[Dataset rows describing interfaces]
#####
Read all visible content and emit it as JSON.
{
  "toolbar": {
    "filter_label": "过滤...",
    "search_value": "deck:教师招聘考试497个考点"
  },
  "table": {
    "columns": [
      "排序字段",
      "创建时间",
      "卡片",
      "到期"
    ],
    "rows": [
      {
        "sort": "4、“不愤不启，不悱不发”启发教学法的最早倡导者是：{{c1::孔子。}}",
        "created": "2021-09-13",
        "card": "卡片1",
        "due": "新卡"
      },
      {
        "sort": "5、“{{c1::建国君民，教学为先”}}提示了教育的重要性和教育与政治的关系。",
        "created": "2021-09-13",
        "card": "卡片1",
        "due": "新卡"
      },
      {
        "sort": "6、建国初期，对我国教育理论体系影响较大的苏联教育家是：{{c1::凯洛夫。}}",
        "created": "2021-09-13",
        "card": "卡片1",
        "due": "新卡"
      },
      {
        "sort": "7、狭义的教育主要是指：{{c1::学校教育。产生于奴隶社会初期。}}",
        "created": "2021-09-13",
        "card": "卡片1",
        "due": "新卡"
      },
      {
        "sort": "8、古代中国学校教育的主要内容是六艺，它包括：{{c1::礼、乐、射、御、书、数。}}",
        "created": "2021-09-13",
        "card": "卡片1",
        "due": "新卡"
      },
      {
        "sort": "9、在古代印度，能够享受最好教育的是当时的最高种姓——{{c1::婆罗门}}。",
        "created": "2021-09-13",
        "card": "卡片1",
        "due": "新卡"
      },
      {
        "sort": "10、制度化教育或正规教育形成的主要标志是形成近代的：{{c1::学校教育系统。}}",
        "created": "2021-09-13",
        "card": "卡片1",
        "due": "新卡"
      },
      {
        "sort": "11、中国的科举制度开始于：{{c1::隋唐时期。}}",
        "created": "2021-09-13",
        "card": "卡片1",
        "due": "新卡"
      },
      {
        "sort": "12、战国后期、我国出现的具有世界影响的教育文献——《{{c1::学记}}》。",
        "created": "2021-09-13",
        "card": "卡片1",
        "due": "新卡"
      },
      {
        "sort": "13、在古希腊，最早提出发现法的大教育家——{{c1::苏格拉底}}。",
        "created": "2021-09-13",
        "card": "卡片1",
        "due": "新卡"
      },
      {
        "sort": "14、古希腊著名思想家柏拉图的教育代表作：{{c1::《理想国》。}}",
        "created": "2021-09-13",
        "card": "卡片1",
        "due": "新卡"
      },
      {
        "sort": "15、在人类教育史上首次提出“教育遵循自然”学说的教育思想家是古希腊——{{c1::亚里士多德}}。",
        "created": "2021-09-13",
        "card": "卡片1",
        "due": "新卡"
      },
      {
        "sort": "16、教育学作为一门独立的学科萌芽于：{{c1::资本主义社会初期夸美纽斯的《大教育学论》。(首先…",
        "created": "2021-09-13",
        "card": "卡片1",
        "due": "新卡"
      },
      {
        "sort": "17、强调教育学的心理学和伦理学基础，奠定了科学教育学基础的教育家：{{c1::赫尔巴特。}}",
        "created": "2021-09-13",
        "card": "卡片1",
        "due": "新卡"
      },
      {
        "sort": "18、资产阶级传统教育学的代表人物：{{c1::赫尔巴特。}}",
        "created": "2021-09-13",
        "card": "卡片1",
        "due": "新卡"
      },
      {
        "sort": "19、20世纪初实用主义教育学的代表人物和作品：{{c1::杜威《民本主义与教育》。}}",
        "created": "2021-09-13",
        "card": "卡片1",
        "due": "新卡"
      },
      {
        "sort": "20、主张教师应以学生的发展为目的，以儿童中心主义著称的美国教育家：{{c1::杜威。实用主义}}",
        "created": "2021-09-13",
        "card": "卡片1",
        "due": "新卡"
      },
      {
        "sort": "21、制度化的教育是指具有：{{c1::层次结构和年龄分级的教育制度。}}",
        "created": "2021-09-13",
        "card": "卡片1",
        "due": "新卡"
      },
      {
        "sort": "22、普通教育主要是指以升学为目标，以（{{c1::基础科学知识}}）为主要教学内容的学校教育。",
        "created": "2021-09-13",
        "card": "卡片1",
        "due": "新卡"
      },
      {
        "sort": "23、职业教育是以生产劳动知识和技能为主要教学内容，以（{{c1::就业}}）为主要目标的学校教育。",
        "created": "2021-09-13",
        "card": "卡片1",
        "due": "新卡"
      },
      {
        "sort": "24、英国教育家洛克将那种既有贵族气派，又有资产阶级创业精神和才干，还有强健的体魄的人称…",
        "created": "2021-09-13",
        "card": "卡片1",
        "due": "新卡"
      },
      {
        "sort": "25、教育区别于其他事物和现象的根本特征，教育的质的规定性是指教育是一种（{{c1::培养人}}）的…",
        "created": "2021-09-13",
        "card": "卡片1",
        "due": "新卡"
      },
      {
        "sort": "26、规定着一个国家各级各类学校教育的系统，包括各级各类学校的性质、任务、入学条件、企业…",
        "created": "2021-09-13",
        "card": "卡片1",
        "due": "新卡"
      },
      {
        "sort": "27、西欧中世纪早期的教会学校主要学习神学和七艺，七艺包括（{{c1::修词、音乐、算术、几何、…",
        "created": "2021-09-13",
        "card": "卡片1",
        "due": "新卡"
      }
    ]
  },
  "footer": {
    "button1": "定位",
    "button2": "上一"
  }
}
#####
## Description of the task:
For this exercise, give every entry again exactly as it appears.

## Solution:
Read all visible content and emit it as JSON.
{
  "toolbar": {
    "filter_label": "过滤...",
    "search_value": "deck:教师招聘考试497个考点"
  },
  "table": {
    "columns": [
      "排序字段",
      "创建时间",
      "卡片",
      "到期"
    ],
    "rows": [
      {
        "sort": "4、“不愤不启，不悱不发”启发教学法的最早倡导者是：{{c1::孔子。}}",
        "created": "2021-09-13",
        "card": "卡片1",
        "due": "新卡"
      },
      {
        "sort": "5、“{{c1::建国君民，教学为先”}}提示了教育的重要性和教育与政治的关系。",
        "created": "2021-09-13",
        "card": "卡片1",
        "due": "新卡"
      },
      {
        "sort": "6、建国初期，对我国教育理论体系影响较大的苏联教育家是：{{c1::凯洛夫。}}",
        "created": "2021-09-13",
        "card": "卡片1",
        "due": "新卡"
      },
      {
        "sort": "7、狭义的教育主要是指：{{c1::学校教育。产生于奴隶社会初期。}}",
        "created": "2021-09-13",
        "card": "卡片1",
        "due": "新卡"
      },
      {
        "sort": "8、古代中国学校教育的主要内容是六艺，它包括：{{c1::礼、乐、射、御、书、数。}}",
        "created": "2021-09-13",
        "card": "卡片1",
        "due": "新卡"
      },
      {
        "sort": "9、在古代印度，能够享受最好教育的是当时的最高种姓——{{c1::婆罗门}}。",
        "created": "2021-09-13",
        "card": "卡片1",
        "due": "新卡"
      },
      {
        "sort": "10、制度化教育或正规教育形成的主要标志是形成近代的：{{c1::学校教育系统。}}",
        "created": "2021-09-13",
        "card": "卡片1",
        "due": "新卡"
      },
      {
        "sort": "11、中国的科举制度开始于：{{c1::隋唐时期。}}",
        "created": "2021-09-13",
        "card": "卡片1",
        "due": "新卡"
      },
      {
        "sort": "12、战国后期、我国出现的具有世界影响的教育文献——《{{c1::学记}}》。",
        "created": "2021-09-13",
        "card": "卡片1",
        "due": "新卡"
      },
      {
        "sort": "13、在古希腊，最早提出发现法的大教育家——{{c1::苏格拉底}}。",
        "created": "2021-09-13",
        "card": "卡片1",
        "due": "新卡"
      },
      {
        "sort": "14、古希腊著名思想家柏拉图的教育代表作：{{c1::《理想国》。}}",
        "created": "2021-09-13",
        "card": "卡片1",
        "due": "新卡"
      },
      {
        "sort": "15、在人类教育史上首次提出“教育遵循自然”学说的教育思想家是古希腊——{{c1::亚里士多德}}。",
        "created": "2021-09-13",
        "card": "卡片1",
        "due": "新卡"
      },
      {
        "sort": "16、教育学作为一门独立的学科萌芽于：{{c1::资本主义社会初期夸美纽斯的《大教育学论》。(首先…",
        "created": "2021-09-13",
        "card": "卡片1",
        "due": "新卡"
      },
      {
        "sort": "17、强调教育学的心理学和伦理学基础，奠定了科学教育学基础的教育家：{{c1::赫尔巴特。}}",
        "created": "2021-09-13",
        "card": "卡片1",
        "due": "新卡"
      },
      {
        "sort": "18、资产阶级传统教育学的代表人物：{{c1::赫尔巴特。}}",
        "created": "2021-09-13",
        "card": "卡片1",
        "due": "新卡"
      },
      {
        "sort": "19、20世纪初实用主义教育学的代表人物和作品：{{c1::杜威《民本主义与教育》。}}",
        "created": "2021-09-13",
        "card": "卡片1",
        "due": "新卡"
      },
      {
        "sort": "20、主张教师应以学生的发展为目的，以儿童中心主义著称的美国教育家：{{c1::杜威。实用主义}}",
        "created": "2021-09-13",
        "card": "卡片1",
        "due": "新卡"
      },
      {
        "sort": "21、制度化的教育是指具有：{{c1::层次结构和年龄分级的教育制度。}}",
        "created": "2021-09-13",
        "card": "卡片1",
        "due": "新卡"
      },
      {
        "sort": "22、普通教育主要是指以升学为目标，以（{{c1::基础科学知识}}）为主要教学内容的学校教育。",
        "created": "2021-09-13",
        "card": "卡片1",
        "due": "新卡"
      },
      {
        "sort": "23、职业教育是以生产劳动知识和技能为主要教学内容，以（{{c1::就业}}）为主要目标的学校教育。",
        "created": "2021-09-13",
        "card": "卡片1",
        "due": "新卡"
      },
      {
        "sort": "24、英国教育家洛克将那种既有贵族气派，又有资产阶级创业精神和才干，还有强健的体魄的人称…",
        "created": "2021-09-13",
        "card": "卡片1",
        "due": "新卡"
      },
      {
        "sort": "25、教育区别于其他事物和现象的根本特征，教育的质的规定性是指教育是一种（{{c1::培养人}}）的…",
        "created": "2021-09-13",
        "card": "卡片1",
        "due": "新卡"
      },
      {
        "sort": "26、规定着一个国家各级各类学校教育的系统，包括各级各类学校的性质、任务、入学条件、企业…",
        "created": "2021-09-13",
        "card": "卡片1",
        "due": "新卡"
      },
      {
        "sort": "27、西欧中世纪早期的教会学校主要学习神学和七艺，七艺包括（{{c1::修词、音乐、算术、几何、…",
        "created": "2021-09-13",
        "card": "卡片1",
        "due": "新卡"
      }
    ]
  },
  "footer": {
    "button1": "定位",
    "button2": "上一"
  }
}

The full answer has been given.